Monday, January 28, 2008

Wes Welker's Determination

I found this story on Wes Welker, the Patriots receiver, inspirational, but I'm mainly posting it because I kept trying to imagine parents who have to deal with a kid like this:
Wes was 2½ when he climbed his first tree and sat on the roof until Leland pulled in from work. Incredible balance, unlimited energy. "Hell on wheels from the get-go," Leland says.

When Welker reached high school at Heritage Hall, a private college prep school that oozes manners, he was both exasperating and entertaining. He'd play offense, defense and special teams in practice, then dive to the line on wind sprints because no sir, he was not going to be beat.

He'd vomit at least every other week during a game. Coach Rod Warner still has it on film. See Wes run 50 yards for a touchdown, charge back onto the field to kick the extra point, then turn and ask for a minute so he can throw up on the 10-yard line.

"It wasn't nerves," Warner says. "He just pushed his body so hard.

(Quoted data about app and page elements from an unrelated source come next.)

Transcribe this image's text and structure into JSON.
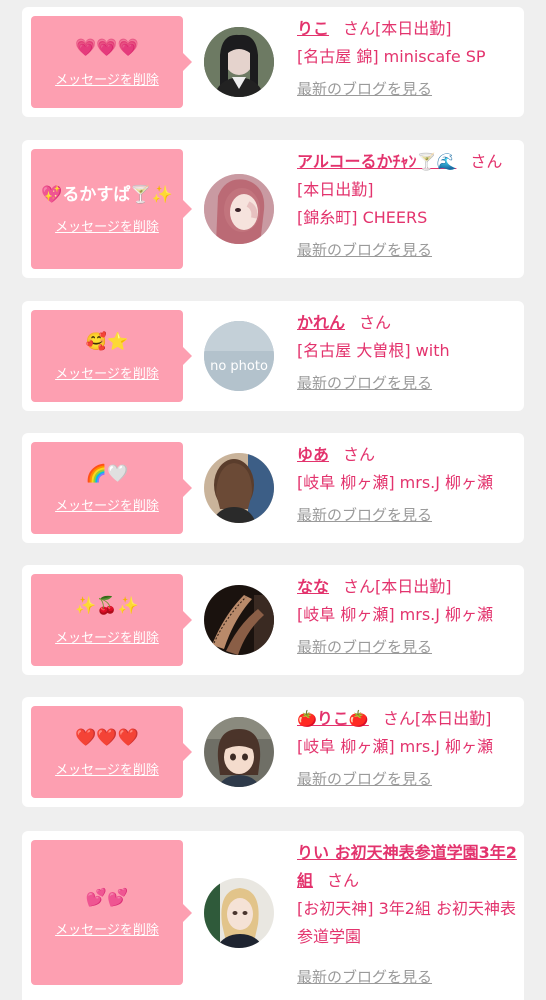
{
  "cards": [
    {
      "emoji": "💗💗💗",
      "delete_label": "メッセージを削除",
      "name": "りこ",
      "san": "さん",
      "status": "[本日出勤]",
      "shop": "[名古屋 錦] miniscafe SP",
      "blog_label": "最新のブログを見る"
    },
    {
      "emoji": "💖るかすぱ🍸✨",
      "delete_label": "メッセージを削除",
      "name": "アルコーるかﾁｬﾝ🍸🌊",
      "san": "さん",
      "status": "[本日出勤]",
      "shop": "[錦糸町] CHEERS",
      "blog_label": "最新のブログを見る"
    },
    {
      "emoji": "🥰⭐",
      "delete_label": "メッセージを削除",
      "name": "かれん",
      "san": "さん",
      "status": "",
      "shop": "[名古屋 大曽根] with",
      "avatar_text": "no photo",
      "blog_label": "最新のブログを見る"
    },
    {
      "emoji": "🌈🤍",
      "delete_label": "メッセージを削除",
      "name": "ゆあ",
      "san": "さん",
      "status": "",
      "shop": "[岐阜 柳ヶ瀬] mrs.J 柳ヶ瀬",
      "blog_label": "最新のブログを見る"
    },
    {
      "emoji": "✨🍒✨",
      "delete_label": "メッセージを削除",
      "name": "なな",
      "san": "さん",
      "status": "[本日出勤]",
      "shop": "[岐阜 柳ヶ瀬] mrs.J 柳ヶ瀬",
      "blog_label": "最新のブログを見る"
    },
    {
      "emoji": "❤️❤️❤️",
      "delete_label": "メッセージを削除",
      "name": "🍅りこ🍅",
      "san": "さん",
      "status": "[本日出勤]",
      "shop": "[岐阜 柳ヶ瀬] mrs.J 柳ヶ瀬",
      "blog_label": "最新のブログを見る"
    },
    {
      "emoji": "💕💕",
      "delete_label": "メッセージを削除",
      "name": "りい お初天神表参道学園3年2組",
      "san": "さん",
      "status": "",
      "shop": "[お初天神] 3年2組 お初天神表参道学園",
      "blog_label": "最新のブログを見る"
    }
  ]
}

"The people in the stands would just start applauding. He gave it all every single drill, every sprint, every play."

He became a legend in the red Oklahoma clay. Before Welker, Heritage Hall had just one 10-win season in 30 years. It has averaged 11 wins a year since. Welker led them to a state championship as a junior and scored 24 points a game as a senior … in football.

Friday, January 11, 2008

Yaron Brook on Why Socialized Medicine is Immoral

Good article by Yaron Brook on on why socialized medicine is immoral. In a world of increased privatization, where it is generally realized that it's wrong for governments to run industries, it's incredible that two of the most important industries - education and healthcare - continue to buckle under massive and increasing government control.

Probabilities, Prediction Markets, and Popular Fallacies

With Hillary's surprise victory over Obama in the New Hampshire primary, pundits everywhere are decrying the allegedly 'wrong' odds that prediction markets like Intrade were displaying prior to the announced results. (As just one example, Barry Ritholtz weighs in with his 'explanation' of : "Why Opinion Markets Fail" )

At one point the betting markets were implying over a 90% probability for Obama to win. Does this mean they were 'wrong'? No it does not. It is impossible to judge whether a given probability is/was correct based on the outcome of a single event.

A 90% probability simply implies that, if you encounter a series of events each with a 90% probability, then 9 times out of 10, the favored outcome will occur; and 1 time out of 10, the unfavored outcome will occur. Those like Ritholtz who are now calling the prediction markets 'wrong' are implying the following: if the probability is 90% for an outcome to occur, then that outcome should occur every time. In other words, if the odds are 90% in favor of something -- it should happen 100% of the time! But this is obviously fallacious. If the outcome occurs 100% of the time, then the correct probability to assign to it would be 100% -- not 90%.

To validly assess the accuracy of prediction markets, one needs to aggregate all the situations where the odds were 90%, and then calculate whether the favored outcome indeed occurred 90% of the time. (And do the same with each level of probability.) This -- and only this -- will tell you how accurate prediction markets tend to be.